*The task*. With nothing left out, repeat every entry exactly.

***** Material supplied *****

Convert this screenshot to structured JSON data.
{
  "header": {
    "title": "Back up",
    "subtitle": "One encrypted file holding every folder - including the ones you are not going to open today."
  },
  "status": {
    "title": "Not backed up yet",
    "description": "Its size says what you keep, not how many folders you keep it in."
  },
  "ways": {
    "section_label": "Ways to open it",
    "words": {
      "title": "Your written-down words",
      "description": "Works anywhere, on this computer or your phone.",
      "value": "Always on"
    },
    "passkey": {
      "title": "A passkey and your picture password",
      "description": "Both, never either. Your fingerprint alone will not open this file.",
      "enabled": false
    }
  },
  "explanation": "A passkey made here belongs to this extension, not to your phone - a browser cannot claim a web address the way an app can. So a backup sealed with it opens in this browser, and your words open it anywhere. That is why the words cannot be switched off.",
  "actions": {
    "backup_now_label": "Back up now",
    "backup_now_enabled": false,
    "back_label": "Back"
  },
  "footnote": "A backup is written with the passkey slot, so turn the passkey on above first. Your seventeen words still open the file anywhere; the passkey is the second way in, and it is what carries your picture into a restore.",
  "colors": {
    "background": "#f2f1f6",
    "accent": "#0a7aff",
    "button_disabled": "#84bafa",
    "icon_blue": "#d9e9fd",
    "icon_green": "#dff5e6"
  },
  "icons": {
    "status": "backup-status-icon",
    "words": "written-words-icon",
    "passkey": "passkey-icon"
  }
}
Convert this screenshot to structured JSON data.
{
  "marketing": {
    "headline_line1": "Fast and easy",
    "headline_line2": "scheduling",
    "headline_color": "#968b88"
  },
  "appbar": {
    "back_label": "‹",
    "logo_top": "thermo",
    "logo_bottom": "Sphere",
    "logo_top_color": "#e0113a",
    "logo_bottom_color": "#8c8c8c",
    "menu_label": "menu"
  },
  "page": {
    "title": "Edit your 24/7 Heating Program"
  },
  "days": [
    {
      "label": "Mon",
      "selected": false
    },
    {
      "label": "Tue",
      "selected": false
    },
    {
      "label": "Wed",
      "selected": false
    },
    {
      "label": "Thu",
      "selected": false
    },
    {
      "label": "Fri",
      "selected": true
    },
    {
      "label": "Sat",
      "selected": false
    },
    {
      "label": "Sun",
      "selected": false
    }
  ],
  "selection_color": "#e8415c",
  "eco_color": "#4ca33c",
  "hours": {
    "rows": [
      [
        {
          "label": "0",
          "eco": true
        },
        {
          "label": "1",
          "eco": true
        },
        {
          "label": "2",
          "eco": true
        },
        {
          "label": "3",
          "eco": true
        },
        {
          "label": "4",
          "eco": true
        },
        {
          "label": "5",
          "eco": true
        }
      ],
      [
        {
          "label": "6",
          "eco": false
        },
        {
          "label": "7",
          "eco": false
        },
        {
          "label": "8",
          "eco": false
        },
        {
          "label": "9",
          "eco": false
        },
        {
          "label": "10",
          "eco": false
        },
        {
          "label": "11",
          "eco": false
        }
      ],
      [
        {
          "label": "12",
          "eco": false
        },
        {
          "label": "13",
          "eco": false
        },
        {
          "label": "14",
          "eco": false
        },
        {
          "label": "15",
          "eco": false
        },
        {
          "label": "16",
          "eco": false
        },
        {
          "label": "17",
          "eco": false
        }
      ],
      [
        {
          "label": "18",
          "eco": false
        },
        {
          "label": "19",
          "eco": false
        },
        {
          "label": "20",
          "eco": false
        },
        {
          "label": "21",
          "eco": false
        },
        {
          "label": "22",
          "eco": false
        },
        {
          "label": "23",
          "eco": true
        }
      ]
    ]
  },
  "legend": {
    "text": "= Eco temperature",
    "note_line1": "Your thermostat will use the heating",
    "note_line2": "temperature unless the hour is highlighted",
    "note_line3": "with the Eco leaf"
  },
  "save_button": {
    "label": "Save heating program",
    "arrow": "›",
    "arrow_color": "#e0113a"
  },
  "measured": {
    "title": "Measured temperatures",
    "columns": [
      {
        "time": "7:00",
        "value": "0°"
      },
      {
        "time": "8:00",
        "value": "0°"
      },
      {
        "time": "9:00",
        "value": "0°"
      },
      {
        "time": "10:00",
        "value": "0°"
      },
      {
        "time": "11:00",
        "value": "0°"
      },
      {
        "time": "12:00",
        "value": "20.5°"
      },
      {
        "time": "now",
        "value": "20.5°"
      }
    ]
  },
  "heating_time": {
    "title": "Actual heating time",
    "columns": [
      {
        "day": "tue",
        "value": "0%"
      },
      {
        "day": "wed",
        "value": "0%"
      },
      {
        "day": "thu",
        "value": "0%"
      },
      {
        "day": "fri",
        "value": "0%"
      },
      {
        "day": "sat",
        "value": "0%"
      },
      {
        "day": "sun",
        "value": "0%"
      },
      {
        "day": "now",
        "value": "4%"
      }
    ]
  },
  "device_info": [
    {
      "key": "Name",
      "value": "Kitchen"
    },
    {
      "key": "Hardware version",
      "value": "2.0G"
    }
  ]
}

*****

*Answer area*.
Convert this screenshot to structured JSON data.
{
  "header": {
    "title": "Back up",
    "subtitle": "One encrypted file holding every folder - including the ones you are not going to open today."
  },
  "status": {
    "title": "Not backed up yet",
    "description": "Its size says what you keep, not how many folders you keep it in."
  },
  "ways": {
    "section_label": "Ways to open it",
    "words": {
      "title": "Your written-down words",
      "description": "Works anywhere, on this computer or your phone.",
      "value": "Always on"
    },
    "passkey": {
      "title": "A passkey and your picture password",
      "description": "Both, never either. Your fingerprint alone will not open this file.",
      "enabled": false
    }
  },
  "explanation": "A passkey made here belongs to this extension, not to your phone - a browser cannot claim a web address the way an app can. So a backup sealed with it opens in this browser, and your words open it anywhere. That is why the words cannot be switched off.",
  "actions": {
    "backup_now_label": "Back up now",
    "backup_now_enabled": false,
    "back_label": "Back"
  },
  "footnote": "A backup is written with the passkey slot, so turn the passkey on above first. Your seventeen words still open the file anywhere; the passkey is the second way in, and it is what carries your picture into a restore.",
  "colors": {
    "background": "#f2f1f6",
    "accent": "#0a7aff",
    "button_disabled": "#84bafa",
    "icon_blue": "#d9e9fd",
    "icon_green": "#dff5e6"
  },
  "icons": {
    "status": "backup-status-icon",
    "words": "written-words-icon",
    "passkey": "passkey-icon"
  }
}
Convert this screenshot to structured JSON data.
{
  "marketing": {
    "headline_line1": "Fast and easy",
    "headline_line2": "scheduling",
    "headline_color": "#968b88"
  },
  "appbar": {
    "back_label": "‹",
    "logo_top": "thermo",
    "logo_bottom": "Sphere",
    "logo_top_color": "#e0113a",
    "logo_bottom_color": "#8c8c8c",
    "menu_label": "menu"
  },
  "page": {
    "title": "Edit your 24/7 Heating Program"
  },
  "days": [
    {
      "label": "Mon",
      "selected": false
    },
    {
      "label": "Tue",
      "selected": false
    },
    {
      "label": "Wed",
      "selected": false
    },
    {
      "label": "Thu",
      "selected": false
    },
    {
      "label": "Fri",
      "selected": true
    },
    {
      "label": "Sat",
      "selected": false
    },
    {
      "label": "Sun",
      "selected": false
    }
  ],
  "selection_color": "#e8415c",
  "eco_color": "#4ca33c",
  "hours": {
    "rows": [
      [
        {
          "label": "0",
          "eco": true
        },
        {
          "label": "1",
          "eco": true
        },
        {
          "label": "2",
          "eco": true
        },
        {
          "label": "3",
          "eco": true
        },
        {
          "label": "4",
          "eco": true
        },
        {
          "label": "5",
          "eco": true
        }
      ],
      [
        {
          "label": "6",
          "eco": false
        },
        {
          "label": "7",
          "eco": false
        },
        {
          "label": "8",
          "eco": false
        },
        {
          "label": "9",
          "eco": false
        },
        {
          "label": "10",
          "eco": false
        },
        {
          "label": "11",
          "eco": false
        }
      ],
      [
        {
          "label": "12",
          "eco": false
        },
        {
          "label": "13",
          "eco": false
        },
        {
          "label": "14",
          "eco": false
        },
        {
          "label": "15",
          "eco": false
        },
        {
          "label": "16",
          "eco": false
        },
        {
          "label": "17",
          "eco": false
        }
      ],
      [
        {
          "label": "18",
          "eco": false
        },
        {
          "label": "19",
          "eco": false
        },
        {
          "label": "20",
          "eco": false
        },
        {
          "label": "21",
          "eco": false
        },
        {
          "label": "22",
          "eco": false
        },
        {
          "label": "23",
          "eco": true
        }
      ]
    ]
  },
  "legend": {
    "text": "= Eco temperature",
    "note_line1": "Your thermostat will use the heating",
    "note_line2": "temperature unless the hour is highlighted",
    "note_line3": "with the Eco leaf"
  },
  "save_button": {
    "label": "Save heating program",
    "arrow": "›",
    "arrow_color": "#e0113a"
  },
  "measured": {
    "title": "Measured temperatures",
    "columns": [
      {
        "time": "7:00",
        "value": "0°"
      },
      {
        "time": "8:00",
        "value": "0°"
      },
      {
        "time": "9:00",
        "value": "0°"
      },
      {
        "time": "10:00",
        "value": "0°"
      },
      {
        "time": "11:00",
        "value": "0°"
      },
      {
        "time": "12:00",
        "value": "20.5°"
      },
      {
        "time": "now",
        "value": "20.5°"
      }
    ]
  },
  "heating_time": {
    "title": "Actual heating time",
    "columns": [
      {
        "day": "tue",
        "value": "0%"
      },
      {
        "day": "wed",
        "value": "0%"
      },
      {
        "day": "thu",
        "value": "0%"
      },
      {
        "day": "fri",
        "value": "0%"
      },
      {
        "day": "sat",
        "value": "0%"
      },
      {
        "day": "sun",
        "value": "0%"
      },
      {
        "day": "now",
        "value": "4%"
      }
    ]
  },
  "device_info": [
    {
      "key": "Name",
      "value": "Kitchen"
    },
    {
      "key": "Hardware version",
      "value": "2.0G"
    }
  ]
}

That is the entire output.